- [Required work] Below are some entries. Output each one exactly as it appears.

- [Data provided]
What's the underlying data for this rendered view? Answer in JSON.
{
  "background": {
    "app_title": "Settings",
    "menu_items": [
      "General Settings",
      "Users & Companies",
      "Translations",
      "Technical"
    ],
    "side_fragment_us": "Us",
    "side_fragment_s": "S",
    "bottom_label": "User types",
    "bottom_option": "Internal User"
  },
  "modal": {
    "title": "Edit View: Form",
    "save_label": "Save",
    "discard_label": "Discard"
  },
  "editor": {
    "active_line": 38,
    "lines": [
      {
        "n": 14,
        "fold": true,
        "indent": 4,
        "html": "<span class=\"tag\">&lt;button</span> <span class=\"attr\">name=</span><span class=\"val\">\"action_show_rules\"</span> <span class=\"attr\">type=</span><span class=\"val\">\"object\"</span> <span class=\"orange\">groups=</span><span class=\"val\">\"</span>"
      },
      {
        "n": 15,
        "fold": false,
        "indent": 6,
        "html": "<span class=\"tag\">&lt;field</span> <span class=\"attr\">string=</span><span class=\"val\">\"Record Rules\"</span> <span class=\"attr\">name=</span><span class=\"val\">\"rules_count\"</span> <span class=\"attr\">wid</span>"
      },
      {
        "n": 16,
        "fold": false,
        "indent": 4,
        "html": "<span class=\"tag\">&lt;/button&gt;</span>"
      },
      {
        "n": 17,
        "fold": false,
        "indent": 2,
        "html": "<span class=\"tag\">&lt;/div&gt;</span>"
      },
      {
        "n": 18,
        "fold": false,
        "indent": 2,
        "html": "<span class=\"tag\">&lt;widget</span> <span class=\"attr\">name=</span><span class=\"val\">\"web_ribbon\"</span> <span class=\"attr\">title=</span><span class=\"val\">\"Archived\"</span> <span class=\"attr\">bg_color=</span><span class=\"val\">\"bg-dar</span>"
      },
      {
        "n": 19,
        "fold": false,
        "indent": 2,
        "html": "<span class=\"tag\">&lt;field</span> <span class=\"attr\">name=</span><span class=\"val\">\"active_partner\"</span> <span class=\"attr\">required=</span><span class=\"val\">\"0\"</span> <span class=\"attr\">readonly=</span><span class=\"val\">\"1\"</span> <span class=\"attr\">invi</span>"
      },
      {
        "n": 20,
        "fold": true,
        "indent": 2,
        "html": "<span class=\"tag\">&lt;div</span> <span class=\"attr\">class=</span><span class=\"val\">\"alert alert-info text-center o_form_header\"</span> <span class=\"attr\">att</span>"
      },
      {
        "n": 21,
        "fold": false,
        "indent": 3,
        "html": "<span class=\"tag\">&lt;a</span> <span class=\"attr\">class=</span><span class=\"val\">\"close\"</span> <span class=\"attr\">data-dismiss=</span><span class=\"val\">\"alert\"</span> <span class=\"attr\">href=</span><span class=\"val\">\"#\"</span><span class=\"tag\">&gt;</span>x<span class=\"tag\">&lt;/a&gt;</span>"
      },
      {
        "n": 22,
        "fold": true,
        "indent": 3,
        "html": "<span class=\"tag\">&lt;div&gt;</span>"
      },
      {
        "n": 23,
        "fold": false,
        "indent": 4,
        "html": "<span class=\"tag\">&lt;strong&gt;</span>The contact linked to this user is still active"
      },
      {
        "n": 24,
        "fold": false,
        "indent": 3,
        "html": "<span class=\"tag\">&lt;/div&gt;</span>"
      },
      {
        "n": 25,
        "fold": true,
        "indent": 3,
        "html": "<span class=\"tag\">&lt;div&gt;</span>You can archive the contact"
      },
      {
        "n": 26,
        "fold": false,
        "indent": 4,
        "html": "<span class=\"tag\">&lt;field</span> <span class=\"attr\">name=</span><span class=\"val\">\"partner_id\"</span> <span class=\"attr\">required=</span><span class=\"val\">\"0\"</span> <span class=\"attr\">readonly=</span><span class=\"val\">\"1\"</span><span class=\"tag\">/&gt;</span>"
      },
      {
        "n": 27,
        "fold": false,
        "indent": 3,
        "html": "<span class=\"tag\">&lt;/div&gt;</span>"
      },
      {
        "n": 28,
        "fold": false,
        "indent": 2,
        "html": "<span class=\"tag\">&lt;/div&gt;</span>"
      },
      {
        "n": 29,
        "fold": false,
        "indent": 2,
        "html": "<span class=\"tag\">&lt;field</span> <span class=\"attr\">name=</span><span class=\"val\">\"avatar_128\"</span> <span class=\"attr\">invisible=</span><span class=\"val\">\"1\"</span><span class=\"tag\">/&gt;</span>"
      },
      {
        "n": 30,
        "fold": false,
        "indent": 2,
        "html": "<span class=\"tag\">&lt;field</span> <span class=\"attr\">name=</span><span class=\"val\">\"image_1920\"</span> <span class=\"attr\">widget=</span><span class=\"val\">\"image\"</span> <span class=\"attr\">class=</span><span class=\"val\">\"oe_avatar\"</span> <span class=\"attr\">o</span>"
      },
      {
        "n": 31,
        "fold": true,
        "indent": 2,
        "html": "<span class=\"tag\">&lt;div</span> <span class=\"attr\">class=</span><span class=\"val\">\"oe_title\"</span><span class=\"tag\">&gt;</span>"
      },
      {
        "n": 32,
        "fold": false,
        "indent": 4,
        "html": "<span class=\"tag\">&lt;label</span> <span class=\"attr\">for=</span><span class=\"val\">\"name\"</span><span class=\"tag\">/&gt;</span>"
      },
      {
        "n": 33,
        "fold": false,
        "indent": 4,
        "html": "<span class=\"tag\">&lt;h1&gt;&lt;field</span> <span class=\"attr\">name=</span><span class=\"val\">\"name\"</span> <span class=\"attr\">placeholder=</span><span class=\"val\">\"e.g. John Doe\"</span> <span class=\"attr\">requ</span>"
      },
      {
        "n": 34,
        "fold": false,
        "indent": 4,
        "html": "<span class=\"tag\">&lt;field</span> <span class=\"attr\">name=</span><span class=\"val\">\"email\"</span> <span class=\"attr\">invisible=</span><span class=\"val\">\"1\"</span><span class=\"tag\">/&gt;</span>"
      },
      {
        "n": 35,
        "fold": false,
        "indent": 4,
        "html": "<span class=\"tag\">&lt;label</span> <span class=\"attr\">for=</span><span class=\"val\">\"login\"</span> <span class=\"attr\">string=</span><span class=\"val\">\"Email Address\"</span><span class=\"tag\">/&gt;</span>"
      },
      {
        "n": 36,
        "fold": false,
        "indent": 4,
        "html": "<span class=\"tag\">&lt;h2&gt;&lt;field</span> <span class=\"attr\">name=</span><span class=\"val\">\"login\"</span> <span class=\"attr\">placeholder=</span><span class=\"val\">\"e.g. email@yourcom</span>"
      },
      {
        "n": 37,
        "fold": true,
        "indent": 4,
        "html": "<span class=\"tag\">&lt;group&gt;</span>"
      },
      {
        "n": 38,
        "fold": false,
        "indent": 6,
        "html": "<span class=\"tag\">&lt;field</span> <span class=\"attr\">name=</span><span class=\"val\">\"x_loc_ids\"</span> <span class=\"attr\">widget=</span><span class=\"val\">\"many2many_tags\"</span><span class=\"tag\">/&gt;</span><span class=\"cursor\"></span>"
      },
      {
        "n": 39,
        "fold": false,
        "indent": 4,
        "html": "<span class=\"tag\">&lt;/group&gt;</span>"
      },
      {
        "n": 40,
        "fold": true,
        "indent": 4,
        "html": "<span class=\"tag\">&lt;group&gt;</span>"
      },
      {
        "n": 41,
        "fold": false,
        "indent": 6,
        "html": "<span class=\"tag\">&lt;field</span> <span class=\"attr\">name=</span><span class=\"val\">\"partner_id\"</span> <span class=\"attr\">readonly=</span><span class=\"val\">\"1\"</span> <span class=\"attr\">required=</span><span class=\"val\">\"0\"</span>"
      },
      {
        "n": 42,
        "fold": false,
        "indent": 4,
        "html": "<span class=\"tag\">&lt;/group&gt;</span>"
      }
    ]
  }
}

- [Task output]
What's the underlying data for this rendered view? Answer in JSON.
{
  "background": {
    "app_title": "Settings",
    "menu_items": [
      "General Settings",
      "Users & Companies",
      "Translations",
      "Technical"
    ],
    "side_fragment_us": "Us",
    "side_fragment_s": "S",
    "bottom_label": "User types",
    "bottom_option": "Internal User"
  },
  "modal": {
    "title": "Edit View: Form",
    "save_label": "Save",
    "discard_label": "Discard"
  },
  "editor": {
    "active_line": 38,
    "lines": [
      {
        "n": 14,
        "fold": true,
        "indent": 4,
        "html": "<span class=\"tag\">&lt;button</span> <span class=\"attr\">name=</span><span class=\"val\">\"action_show_rules\"</span> <span class=\"attr\">type=</span><span class=\"val\">\"object\"</span> <span class=\"orange\">groups=</span><span class=\"val\">\"</span>"
      },
      {
        "n": 15,
        "fold": false,
        "indent": 6,
        "html": "<span class=\"tag\">&lt;field</span> <span class=\"attr\">string=</span><span class=\"val\">\"Record Rules\"</span> <span class=\"attr\">name=</span><span class=\"val\">\"rules_count\"</span> <span class=\"attr\">wid</span>"
      },
      {
        "n": 16,
        "fold": false,
        "indent": 4,
        "html": "<span class=\"tag\">&lt;/button&gt;</span>"
      },
      {
        "n": 17,
        "fold": false,
        "indent": 2,
        "html": "<span class=\"tag\">&lt;/div&gt;</span>"
      },
      {
        "n": 18,
        "fold": false,
        "indent": 2,
        "html": "<span class=\"tag\">&lt;widget</span> <span class=\"attr\">name=</span><span class=\"val\">\"web_ribbon\"</span> <span class=\"attr\">title=</span><span class=\"val\">\"Archived\"</span> <span class=\"attr\">bg_color=</span><span class=\"val\">\"bg-dar</span>"
      },
      {
        "n": 19,
        "fold": false,
        "indent": 2,
        "html": "<span class=\"tag\">&lt;field</span> <span class=\"attr\">name=</span><span class=\"val\">\"active_partner\"</span> <span class=\"attr\">required=</span><span class=\"val\">\"0\"</span> <span class=\"attr\">readonly=</span><span class=\"val\">\"1\"</span> <span class=\"attr\">invi</span>"
      },
      {
        "n": 20,
        "fold": true,
        "indent": 2,
        "html": "<span class=\"tag\">&lt;div</span> <span class=\"attr\">class=</span><span class=\"val\">\"alert alert-info text-center o_form_header\"</span> <span class=\"attr\">att</span>"
      },
      {
        "n": 21,
        "fold": false,
        "indent": 3,
        "html": "<span class=\"tag\">&lt;a</span> <span class=\"attr\">class=</span><span class=\"val\">\"close\"</span> <span class=\"attr\">data-dismiss=</span><span class=\"val\">\"alert\"</span> <span class=\"attr\">href=</span><span class=\"val\">\"#\"</span><span class=\"tag\">&gt;</span>x<span class=\"tag\">&lt;/a&gt;</span>"
      },
      {
        "n": 22,
        "fold": true,
        "indent": 3,
        "html": "<span class=\"tag\">&lt;div&gt;</span>"
      },
      {
        "n": 23,
        "fold": false,
        "indent": 4,
        "html": "<span class=\"tag\">&lt;strong&gt;</span>The contact linked to this user is still active"
      },
      {
        "n": 24,
        "fold": false,
        "indent": 3,
        "html": "<span class=\"tag\">&lt;/div&gt;</span>"
      },
      {
        "n": 25,
        "fold": true,
        "indent": 3,
        "html": "<span class=\"tag\">&lt;div&gt;</span>You can archive the contact"
      },
      {
        "n": 26,
        "fold": false,
        "indent": 4,
        "html": "<span class=\"tag\">&lt;field</span> <span class=\"attr\">name=</span><span class=\"val\">\"partner_id\"</span> <span class=\"attr\">required=</span><span class=\"val\">\"0\"</span> <span class=\"attr\">readonly=</span><span class=\"val\">\"1\"</span><span class=\"tag\">/&gt;</span>"
      },
      {
        "n": 27,
        "fold": false,
        "indent": 3,
        "html": "<span class=\"tag\">&lt;/div&gt;</span>"
      },
      {
        "n": 28,
        "fold": false,
        "indent": 2,
        "html": "<span class=\"tag\">&lt;/div&gt;</span>"
      },
      {
        "n": 29,
        "fold": false,
        "indent": 2,
        "html": "<span class=\"tag\">&lt;field</span> <span class=\"attr\">name=</span><span class=\"val\">\"avatar_128\"</span> <span class=\"attr\">invisible=</span><span class=\"val\">\"1\"</span><span class=\"tag\">/&gt;</span>"
      },
      {
        "n": 30,
        "fold": false,
        "indent": 2,
        "html": "<span class=\"tag\">&lt;field</span> <span class=\"attr\">name=</span><span class=\"val\">\"image_1920\"</span> <span class=\"attr\">widget=</span><span class=\"val\">\"image\"</span> <span class=\"attr\">class=</span><span class=\"val\">\"oe_avatar\"</span> <span class=\"attr\">o</span>"
      },
      {
        "n": 31,
        "fold": true,
        "indent": 2,
        "html": "<span class=\"tag\">&lt;div</span> <span class=\"attr\">class=</span><span class=\"val\">\"oe_title\"</span><span class=\"tag\">&gt;</span>"
      },
      {
        "n": 32,
        "fold": false,
        "indent": 4,
        "html": "<span class=\"tag\">&lt;label</span> <span class=\"attr\">for=</span><span class=\"val\">\"name\"</span><span class=\"tag\">/&gt;</span>"
      },
      {
        "n": 33,
        "fold": false,
        "indent": 4,
        "html": "<span class=\"tag\">&lt;h1&gt;&lt;field</span> <span class=\"attr\">name=</span><span class=\"val\">\"name\"</span> <span class=\"attr\">placeholder=</span><span class=\"val\">\"e.g. John Doe\"</span> <span class=\"attr\">requ</span>"
      },
      {
        "n": 34,
        "fold": false,
        "indent": 4,
        "html": "<span class=\"tag\">&lt;field</span> <span class=\"attr\">name=</span><span class=\"val\">\"email\"</span> <span class=\"attr\">invisible=</span><span class=\"val\">\"1\"</span><span class=\"tag\">/&gt;</span>"
      },
      {
        "n": 35,
        "fold": false,
        "indent": 4,
        "html": "<span class=\"tag\">&lt;label</span> <span class=\"attr\">for=</span><span class=\"val\">\"login\"</span> <span class=\"attr\">string=</span><span class=\"val\">\"Email Address\"</span><span class=\"tag\">/&gt;</span>"
      },
      {
        "n": 36,
        "fold": false,
        "indent": 4,
        "html": "<span class=\"tag\">&lt;h2&gt;&lt;field</span> <span class=\"attr\">name=</span><span class=\"val\">\"login\"</span> <span class=\"attr\">placeholder=</span><span class=\"val\">\"e.g. email@yourcom</span>"
      },
      {
        "n": 37,
        "fold": true,
        "indent": 4,
        "html": "<span class=\"tag\">&lt;group&gt;</span>"
      },
      {
        "n": 38,
        "fold": false,
        "indent": 6,
        "html": "<span class=\"tag\">&lt;field</span> <span class=\"attr\">name=</span><span class=\"val\">\"x_loc_ids\"</span> <span class=\"attr\">widget=</span><span class=\"val\">\"many2many_tags\"</span><span class=\"tag\">/&gt;</span><span class=\"cursor\"></span>"
      },
      {
        "n": 39,
        "fold": false,
        "indent": 4,
        "html": "<span class=\"tag\">&lt;/group&gt;</span>"
      },
      {
        "n": 40,
        "fold": true,
        "indent": 4,
        "html": "<span class=\"tag\">&lt;group&gt;</span>"
      },
      {
        "n": 41,
        "fold": false,
        "indent": 6,
        "html": "<span class=\"tag\">&lt;field</span> <span class=\"attr\">name=</span><span class=\"val\">\"partner_id\"</span> <span class=\"attr\">readonly=</span><span class=\"val\">\"1\"</span> <span class=\"attr\">required=</span><span class=\"val\">\"0\"</span>"
      },
      {
        "n": 42,
        "fold": false,
        "indent": 4,
        "html": "<span class=\"tag\">&lt;/group&gt;</span>"
      }
    ]
  }
}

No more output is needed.